Attorney General Josh Stein
January 2021

Over the past few weeks, North Carolinians have begun receiving long-awaited COVID-19 vaccines. This is a significant milestone in our fight against the virus, and it means we’re one step closer to the end of this pandemic. But as always, scammers will appear out of the woodwork to take advantage of North Carolinians, and we’re seeing more reports about vaccine-related scams. Here’s what you need to know about the vaccine.

The North Carolina Department of Health and Human Services (NCDHHS) has made it clear that the COVID-19 vaccine will be available for free, regardless of whether you have health insurance. If someone contacts you via a phone call, a text message, social media, or email and says that you can reserve a vaccine by paying a small fee, it’s a scam. Vaccines cannot be sold, and you cannot buy one. These scammers will take your money and leave you no closer to getting vaccinated.

You also cannot get a vaccine mailed to you. Right now, vaccines are only being administered at health care locations or designated vaccine administration sites. Anyone telling you that you can order a vaccine is attempting to take your money.

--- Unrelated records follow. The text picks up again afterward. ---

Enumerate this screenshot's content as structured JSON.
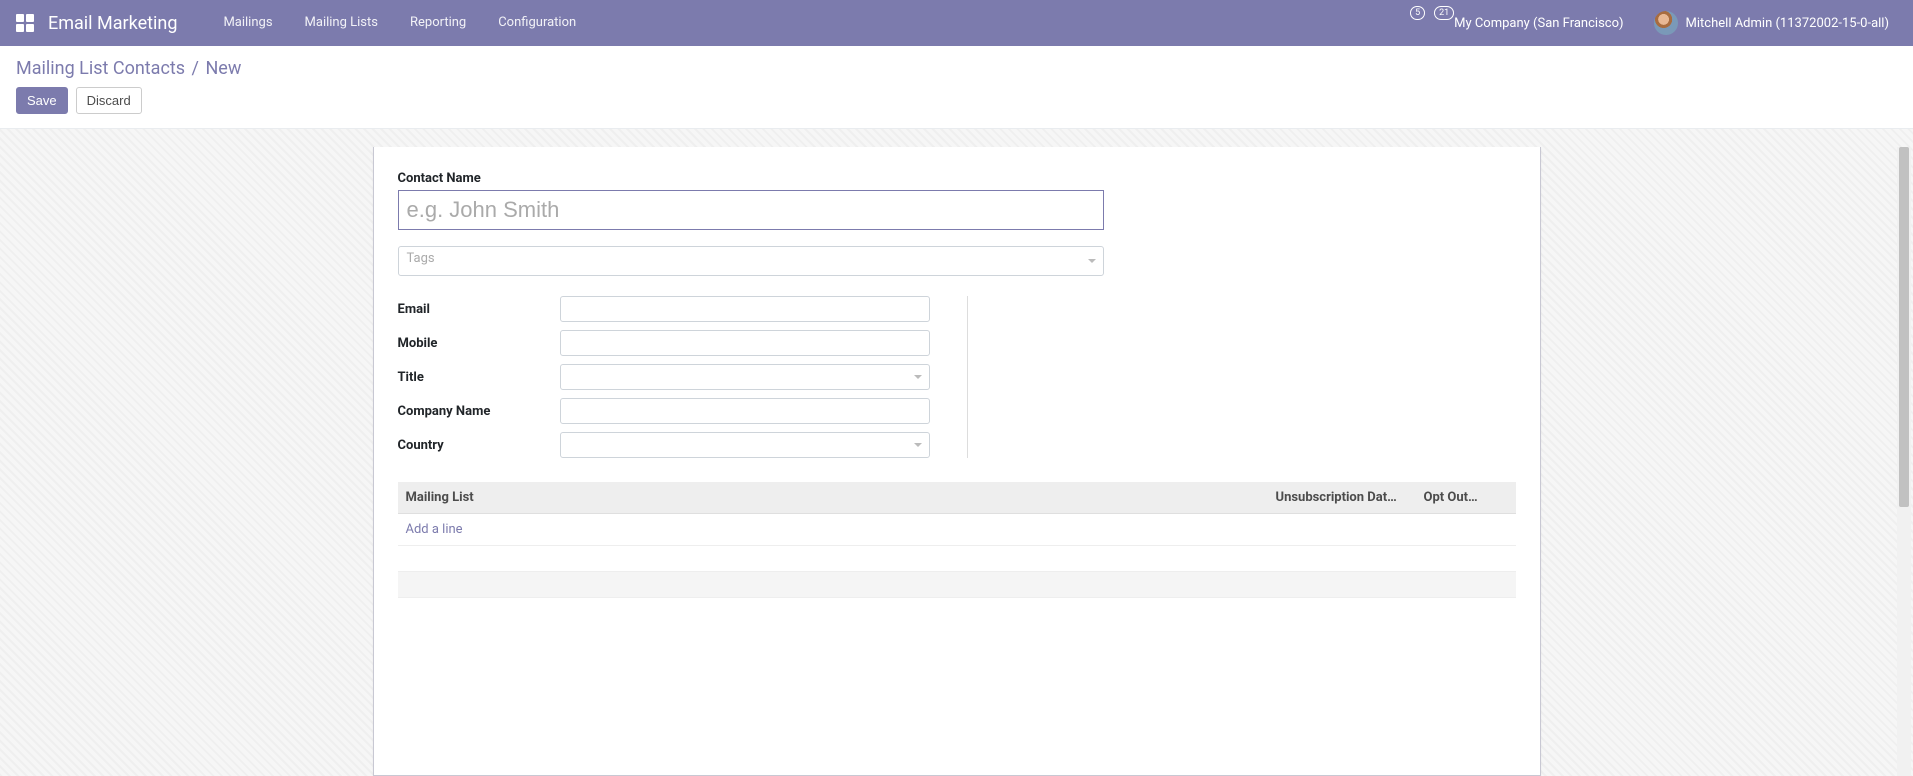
{
  "topbar": {
    "app_title": "Email Marketing",
    "menu": [
      "Mailings",
      "Mailing Lists",
      "Reporting",
      "Configuration"
    ],
    "chat_badge": "5",
    "activity_badge": "21",
    "company": "My Company (San Francisco)",
    "user": "Mitchell Admin (11372002-15-0-all)"
  },
  "breadcrumb": {
    "parent": "Mailing List Contacts",
    "current": "New"
  },
  "buttons": {
    "save": "Save",
    "discard": "Discard"
  },
  "form": {
    "contact_name_label": "Contact Name",
    "contact_name_placeholder": "e.g. John Smith",
    "contact_name_value": "",
    "tags_placeholder": "Tags",
    "email_label": "Email",
    "email_value": "",
    "mobile_label": "Mobile",
    "mobile_value": "",
    "title_label": "Title",
    "title_value": "",
    "company_name_label": "Company Name",
    "company_name_value": "",
    "country_label": "Country",
    "country_value": ""
  },
  "list": {
    "col_mailing_list": "Mailing List",
    "col_unsub": "Unsubscription Dat…",
    "col_optout": "Opt Out…",
    "add_line": "Add a line"
  }
}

No one can guarantee you a spot on a vaccine waitlist or help you get the vaccine early. NCDHHS, county health departments, hospitals, and health care providers are all coordinating to help ensure that the vaccine is administered in a rollout that prioritizes higher-risk communities in our state. There is no way to buy your spot in line.

Be careful of scammers using the vaccine to try to get your personal information or financial data. Do not fall for fake websites that resemble legitimate health department or health care provider websites. Make sure the website you are using is legitimate – look for the lock icon and a URL beginning with https in the address bar. To register to get the vaccine with a legitimate entity, you absolutely do not need to share your bank account, Social Security, or credit card number.

We are all eager to get vaccinated and protect ourselves from a virus that has upended our lives for nearly a year. But we cannot let our guard down against scammers threatening to take our hard-earned money or personal information. Watch out for suspicious messages or calls and get the facts about vaccines from credible sources. You can stay up to date on North Carolina’s vaccine rollout and learn more about how to get your vaccine at covid19.ncdhhs.gov/vaccines. If you or a loved one has questions about a possible scam or fear you’ve been victimized, contact our office’s Consumer Protection Division at ncdoj.gov/complaint or 1-877-5-NO-SCAM.